I’ve been working on videos the past two weeks, spending a lot of time in a bubble examining clips in a sort of detail that is probably excruciating for everyone else. I like this sort of in depth analysis of what I look at. It also brings up how flawed we are in how we process images online. We generally assign a bunch of words, meaning and descriptors of an image instead of trying to mathematically or logically sort images. Google gets it right by being able to match images, but their similar image algorithm would be much more useful if we could upload an image and say “match that!” It’s further complicated when you factor in the 60 images a second that you get with a video. It would be great to be able to upload a clip and get a bunch of clips, YouTube videos that match not only the actions but the content as well. Want to see Devo’s live performance of Whip It? Just whip up a video of you playing Whip It on Rock Band 3, upload it and get matches for the band, but others also playing Devo on Rock Band.

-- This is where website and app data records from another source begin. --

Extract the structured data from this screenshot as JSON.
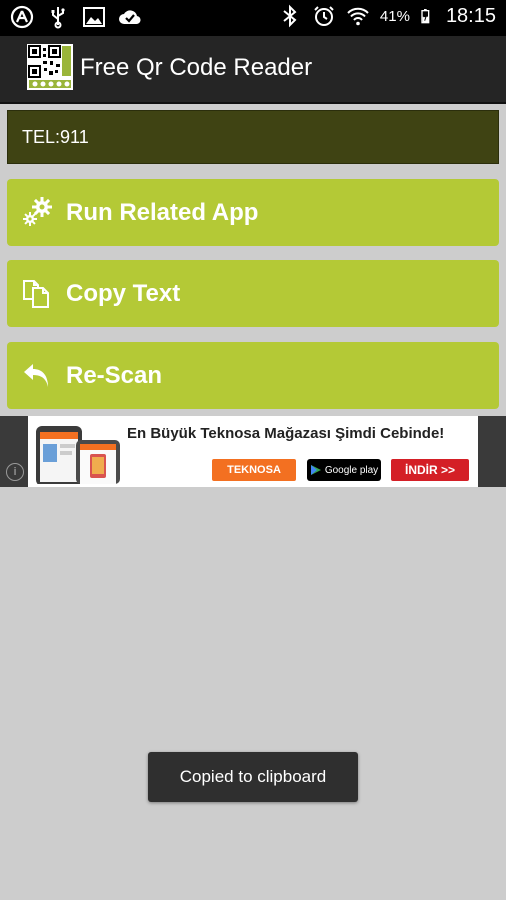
{
  "status_bar": {
    "battery": "41%",
    "time": "18:15",
    "left_icons": [
      "accessibility-icon",
      "usb-icon",
      "image-icon",
      "sync-check-icon"
    ],
    "right_icons": [
      "bluetooth-icon",
      "alarm-icon",
      "wifi-icon",
      "battery-icon"
    ]
  },
  "app_bar": {
    "title": "Free Qr Code Reader",
    "icon": "qr-code-icon"
  },
  "result": {
    "text": "TEL:911"
  },
  "buttons": {
    "run": {
      "label": "Run Related App",
      "icon": "gears-icon"
    },
    "copy": {
      "label": "Copy Text",
      "icon": "copy-icon"
    },
    "rescan": {
      "label": "Re-Scan",
      "icon": "reply-arrow-icon"
    }
  },
  "ad": {
    "headline": "En Büyük Teknosa Mağazası Şimdi Cebinde!",
    "brand": "TEKNOSA",
    "store_badge": "Google play",
    "cta": "İNDİR >>",
    "info_symbol": "i"
  },
  "toast": {
    "text": "Copied to clipboard"
  },
  "colors": {
    "button_green": "#b4c936",
    "result_bg": "#3f4313",
    "action_bar": "#252525",
    "background": "#cdcdcd"
  }
}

Continuing on with the theme yesterday I wanted to add that Howard Rheingold has succinctly written a piece on crap detection, which pretty closely mimics what I’ve said in the last year of my Searching the Internet course. I’ll embed last years’ video lectures from that week’s work.
We work on the same principles, in fact when I teach this face-to-face, I try to accentuate that you have to think like a detective or private investigator; build a case for or against this website’s information. That was interesting because I’ve had cops in my class who said that investigative technique is a lot like taking a bunch of disparate pieces and putting them together is a lot of what detective work consists of. I’m glad we’re on the same path.